Stef Conner’s creative practice – which involves drawing new music out of ancient texts – is closely intertwined with her ongoing research into the reconstruction of lost oral musical traditions. During her doctorate, her focus was generating musical material from the study of language, and the complementary relationship between music and language as means of communicating across large expanses of time – centuries and longer. In her current research, which grew out of these parallel interests in music and language, she seeks to bring together the fields of creative practice, comparative musicology, music archaeology, poetics and linguistics in order to establish new methods for the reconstruction of ancient vocal music. She believes passionately in the value of responding creatively to scholarship in ancient music so that lost traditions can inspire and enlighten people in ways that are both accessible and intellectually stimulating.
Stef fortunate to be a Leverhulme Early Career Fellow at the University of Huddersfield, researching the performance of ancient Mesopotamian words with reconstructed ancient instruments.
Published Conference Papers
‘The Score of Babylon – Outline of a Framework for Reconstructing Ancient Songs’, the Old Temples Study Foundation: Archaeoacoustics: the Archaeology of Sound, Malta. Read the publication here.

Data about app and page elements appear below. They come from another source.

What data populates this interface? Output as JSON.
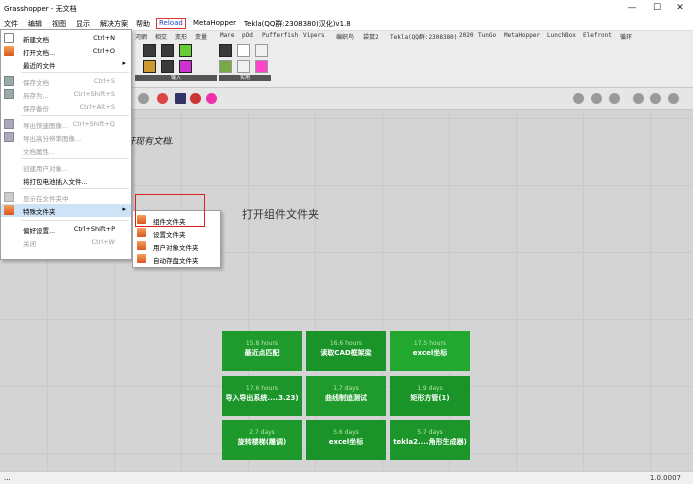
{
  "window": {
    "title": "Grasshopper - 无文档",
    "minimize": "—",
    "maximize": "☐",
    "close": "✕"
  },
  "menubar": {
    "items": [
      "文件",
      "编辑",
      "视图",
      "显示",
      "解决方案",
      "帮助"
    ],
    "reload": "Reload",
    "meta": "MetaHopper",
    "tekla": "Tekla(QQ群:2308380)汉化)v1.8",
    "plugins": [
      "河網",
      "相交",
      "变形",
      "变量",
      "Mare",
      "pOd",
      "Pufferfish",
      "Vipers",
      "编织鸟",
      "袋鼠2",
      "Tekla(QQ群:2308380)",
      "2020",
      "TunGo",
      "MetaHopper",
      "LunchBox",
      "Elefront",
      "循环"
    ]
  },
  "ribbon": {
    "groups": [
      "输入",
      "实用"
    ]
  },
  "canvas": {
    "message": "开现有文档.",
    "tooltip": "打开组件文件夹"
  },
  "file_menu": {
    "items": [
      {
        "label": "新建文档",
        "shortcut": "Ctrl+N",
        "disabled": false
      },
      {
        "label": "打开文档...",
        "shortcut": "Ctrl+O",
        "disabled": false
      },
      {
        "label": "最近的文件",
        "shortcut": "",
        "disabled": false,
        "submenu": true
      },
      {
        "label": "保存文档",
        "shortcut": "Ctrl+S",
        "disabled": true
      },
      {
        "label": "另存为...",
        "shortcut": "Ctrl+Shift+S",
        "disabled": true
      },
      {
        "label": "保存备份",
        "shortcut": "Ctrl+Alt+S",
        "disabled": true
      },
      {
        "label": "导出快速图像...",
        "shortcut": "Ctrl+Shift+Q",
        "disabled": true
      },
      {
        "label": "导出高分辨率图像...",
        "shortcut": "",
        "disabled": true
      },
      {
        "label": "文档属性...",
        "shortcut": "",
        "disabled": true
      },
      {
        "label": "创建用户对象...",
        "shortcut": "",
        "disabled": true
      },
      {
        "label": "将打包电池插入文件...",
        "shortcut": "",
        "disabled": false
      },
      {
        "label": "显示在文件夹中",
        "shortcut": "",
        "disabled": true
      },
      {
        "label": "特殊文件夹",
        "shortcut": "",
        "disabled": false,
        "submenu": true,
        "highlighted": true
      },
      {
        "label": "偏好设置...",
        "shortcut": "Ctrl+Shift+P",
        "disabled": false
      },
      {
        "label": "关闭",
        "shortcut": "Ctrl+W",
        "disabled": true
      }
    ]
  },
  "special_folders": {
    "items": [
      "组件文件夹",
      "设置文件夹",
      "用户对象文件夹",
      "自动存盘文件夹"
    ]
  },
  "recent_tiles": [
    {
      "time": "15.8 hours",
      "name": "最近点匹配",
      "color": "#1e9b2c"
    },
    {
      "time": "16.6 hours",
      "name": "读取CAD框架梁",
      "color": "#1a9428"
    },
    {
      "time": "17.5 hours",
      "name": "excel坐标",
      "color": "#22a82f"
    },
    {
      "time": "17.6 hours",
      "name": "导入导出系统....3.23)",
      "color": "#1c962a"
    },
    {
      "time": "1.7 days",
      "name": "曲线制追测试",
      "color": "#1e9b2c"
    },
    {
      "time": "1.9 days",
      "name": "矩形方管(1)",
      "color": "#1a9428"
    },
    {
      "time": "2.7 days",
      "name": "旋转楼梯(雕调)",
      "color": "#1d9a2b"
    },
    {
      "time": "5.6 days",
      "name": "excel坐标",
      "color": "#1a9428"
    },
    {
      "time": "5.7 days",
      "name": "tekla2....角形生成器)",
      "color": "#1c962a"
    }
  ],
  "status": {
    "left": "...",
    "version": "1.0.0007"
  }
}
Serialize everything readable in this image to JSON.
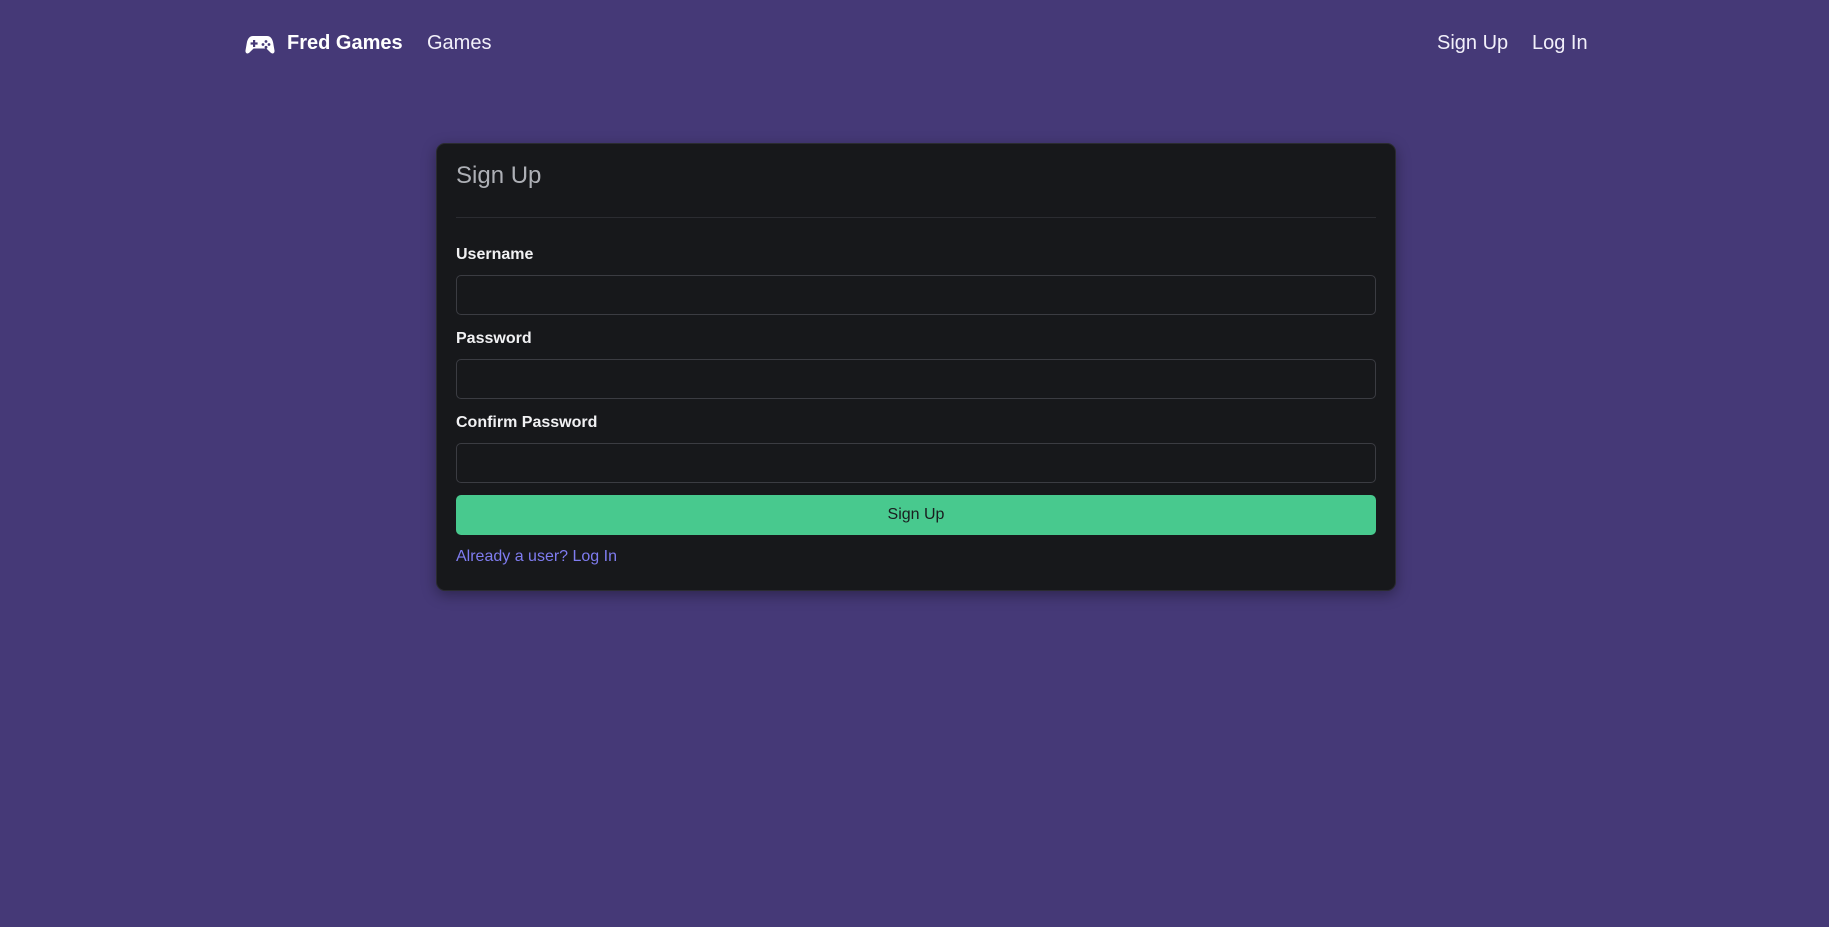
{
  "navbar": {
    "brand_icon": "gamepad-icon",
    "brand_name": "Fred Games",
    "links_left": [
      "Games"
    ],
    "links_right": [
      "Sign Up",
      "Log In"
    ]
  },
  "card": {
    "title": "Sign Up",
    "fields": [
      {
        "label": "Username",
        "value": "",
        "placeholder": ""
      },
      {
        "label": "Password",
        "value": "",
        "placeholder": ""
      },
      {
        "label": "Confirm Password",
        "value": "",
        "placeholder": ""
      }
    ],
    "submit_label": "Sign Up",
    "login_prompt": "Already a user? Log In"
  },
  "colors": {
    "background": "#453977",
    "card": "#17181b",
    "accent_button": "#48c98e",
    "link": "#7f7cf0"
  }
}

Early Words to Late Music – The Value of Practice-led Research in Composition as a Companion to the Analysis of Old English Poetic Metre’, Principles of Music Composing – the Phenomenon of Rhythm, Vilnius, Lithuania.